Abstract: A wide class of models with On-the-Job Search (OJS) predicts that workers gradually select into better-paying jobs, until lay-off occurs, when this selection process starts over from scratch. We develop a simple methodology to test these predictions. Our inference uses two sources of identification to distinguish between returns to experience and the gains from OJS: (i) time-variation in job-finding rates and (ii) the time since the last lay-off. Conditional on the termination date of the job, job duration should be distributed uniformly. Using extreme value theory, we can infer the shape of the wage-offer distribution from the effect of the time since the last lay-off on wages. This methodology is applied to the NLSY 79. We find remarkably strong support for all implications. The offer distribution is Gumbel, which has an unbounded support, which is inconsistent with pure sorting models. The standard deviation of wage offers is 7 to 15% (depending on educational level and urbanisation). OJS accounts for 30% of the experience profile and 9% of total wage dispersion. The average wage loss after lay-off is 11%.
Wage posting, nominal rigidity, and cyclical inefficiencies (joint with Coen Teulings) [New draft coming soon]
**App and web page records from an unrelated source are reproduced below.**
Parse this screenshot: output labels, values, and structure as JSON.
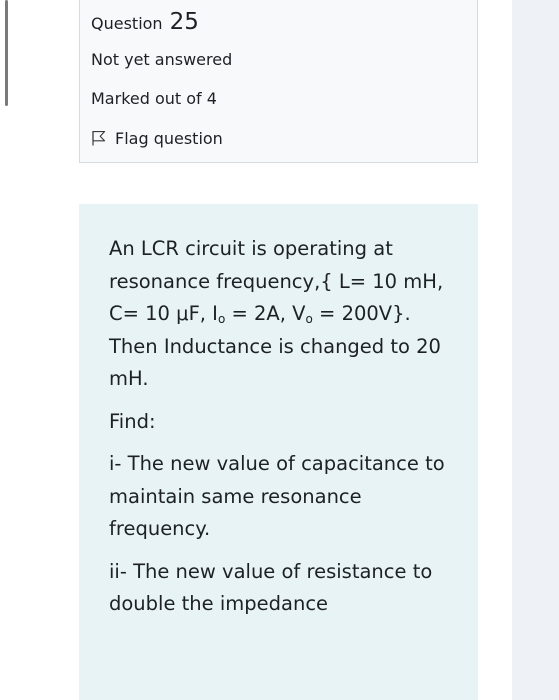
{
  "question_info": {
    "title_prefix": "Question",
    "number": "25",
    "state": "Not yet answered",
    "grade": "Marked out of 4",
    "flag_label": "Flag question"
  },
  "question_text": {
    "intro_1": "An LCR circuit is operating at resonance frequency,{ L= 10 mH, C= 10 μF, I",
    "i_sub": "o",
    "intro_2": " = 2A, V",
    "v_sub": "o",
    "intro_3": " = 200V}.  Then Inductance is changed to 20 mH.",
    "find": "Find:",
    "part_i": "i- The new value of capacitance to maintain same resonance frequency.",
    "part_ii": "ii- The new value of resistance to double the impedance"
  },
  "colors": {
    "content_background": "#e7f3f5",
    "info_background": "#f8f9fa",
    "text": "#1d2125"
  }
}
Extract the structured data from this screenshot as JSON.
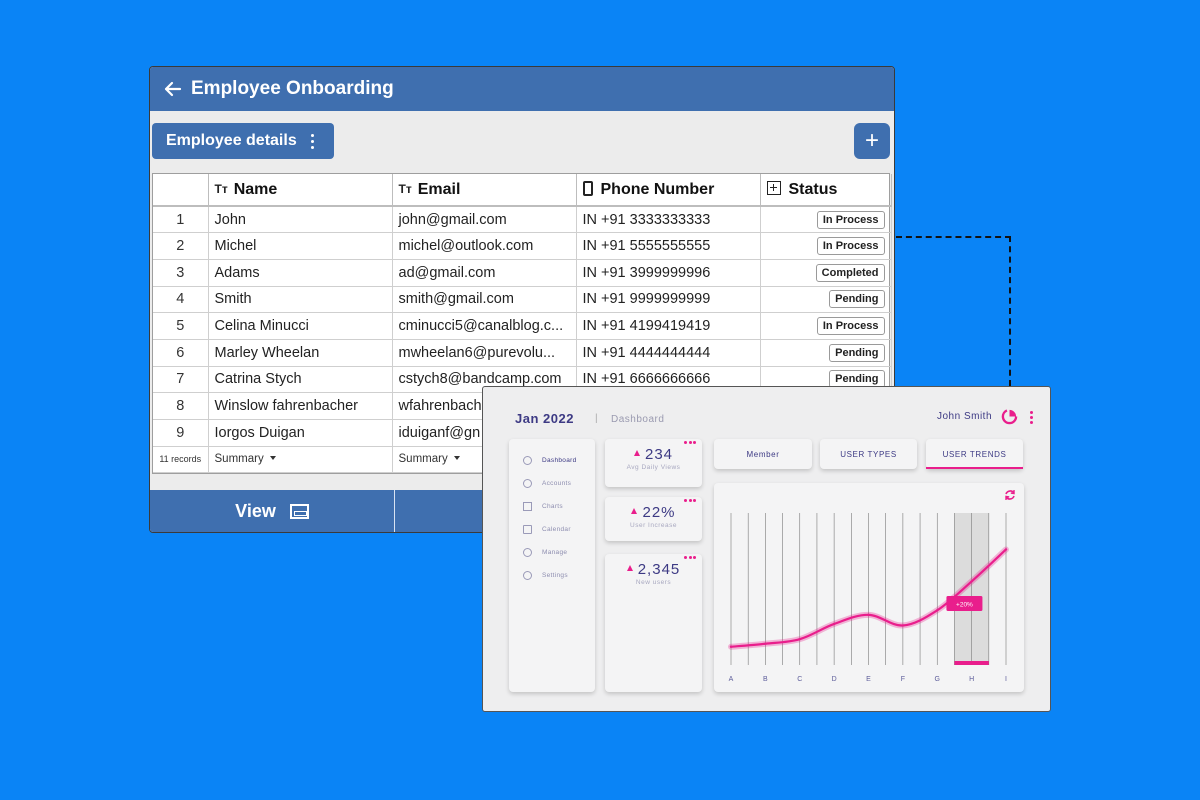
{
  "onboarding": {
    "title": "Employee Onboarding",
    "details_label": "Employee details",
    "add_label": "+",
    "columns": {
      "name": "Name",
      "email": "Email",
      "phone": "Phone Number",
      "status": "Status"
    },
    "rows": [
      {
        "n": "1",
        "name": "John",
        "email": "john@gmail.com",
        "phone": "IN +91 3333333333",
        "status": "In Process"
      },
      {
        "n": "2",
        "name": "Michel",
        "email": "michel@outlook.com",
        "phone": "IN +91 5555555555",
        "status": "In Process"
      },
      {
        "n": "3",
        "name": "Adams",
        "email": "ad@gmail.com",
        "phone": "IN +91 3999999996",
        "status": "Completed"
      },
      {
        "n": "4",
        "name": "Smith",
        "email": "smith@gmail.com",
        "phone": "IN +91 9999999999",
        "status": "Pending"
      },
      {
        "n": "5",
        "name": "Celina Minucci",
        "email": "cminucci5@canalblog.c...",
        "phone": "IN +91 4199419419",
        "status": "In Process"
      },
      {
        "n": "6",
        "name": "Marley Wheelan",
        "email": "mwheelan6@purevolu...",
        "phone": "IN +91 4444444444",
        "status": "Pending"
      },
      {
        "n": "7",
        "name": "Catrina Stych",
        "email": "cstych8@bandcamp.com",
        "phone": "IN +91 6666666666",
        "status": "Pending"
      },
      {
        "n": "8",
        "name": "Winslow fahrenbacher",
        "email": "wfahrenbach",
        "phone": "",
        "status": ""
      },
      {
        "n": "9",
        "name": "Iorgos Duigan",
        "email": "iduiganf@gn",
        "phone": "",
        "status": ""
      }
    ],
    "records_label": "11 records",
    "summary_label": "Summary",
    "view_label": "View"
  },
  "dashboard": {
    "title": "Jan 2022",
    "separator": "|",
    "breadcrumb": "Dashboard",
    "user": "John Smith",
    "nav": [
      "Dashboard",
      "Accounts",
      "Charts",
      "Calendar",
      "Manage",
      "Settings"
    ],
    "stats": [
      {
        "value": "234",
        "label": "Avg Daily Views"
      },
      {
        "value": "22%",
        "label": "User Increase"
      },
      {
        "value": "2,345",
        "label": "New users"
      }
    ],
    "tabs": [
      "Member",
      "USER TYPES",
      "USER TRENDS"
    ],
    "active_tab": "USER TRENDS",
    "accent_color": "#e91e8c",
    "primary_color": "#3d3a84"
  },
  "chart_data": {
    "type": "line",
    "categories": [
      "A",
      "B",
      "C",
      "D",
      "E",
      "F",
      "G",
      "H",
      "I"
    ],
    "series": [
      {
        "values": [
          0.12,
          0.14,
          0.17,
          0.27,
          0.33,
          0.26,
          0.36,
          0.55,
          0.76
        ]
      }
    ],
    "ylim": [
      0,
      1
    ],
    "grid": true,
    "highlight": {
      "category": "H",
      "label": "+20%"
    }
  }
}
Abstract: We consider a Burdett-Mortensen style wage posting model with aggregate shocks. We analyze the equilibrium under two alternative assumptions on wage setting in ongoing jobs: either fully flexible or downwardly rigid. In the model firms optimally pay only retention premiums. The equilibrium is characterized by a Taylor expansion. The model yields two simultaneous relations for wages and quits, of which the parameters are simple functions of three empirically observable arrival rates of: (i) jobs, (ii) lay offs, and (iii) aggregate shocks. Hence, there are overidentifying restrictions, which are supported remarkably well by the data. We find strong evidence for wage downward rigidity and inefficiently low job-to-job transitions during the downturn. Furthermore, we find evidence that firms pay only retention premiums, not hiring premiums. A model with wage rigidity in ongoing jobs and OJS is therefore a useful benchmark for a wage equation in macro models.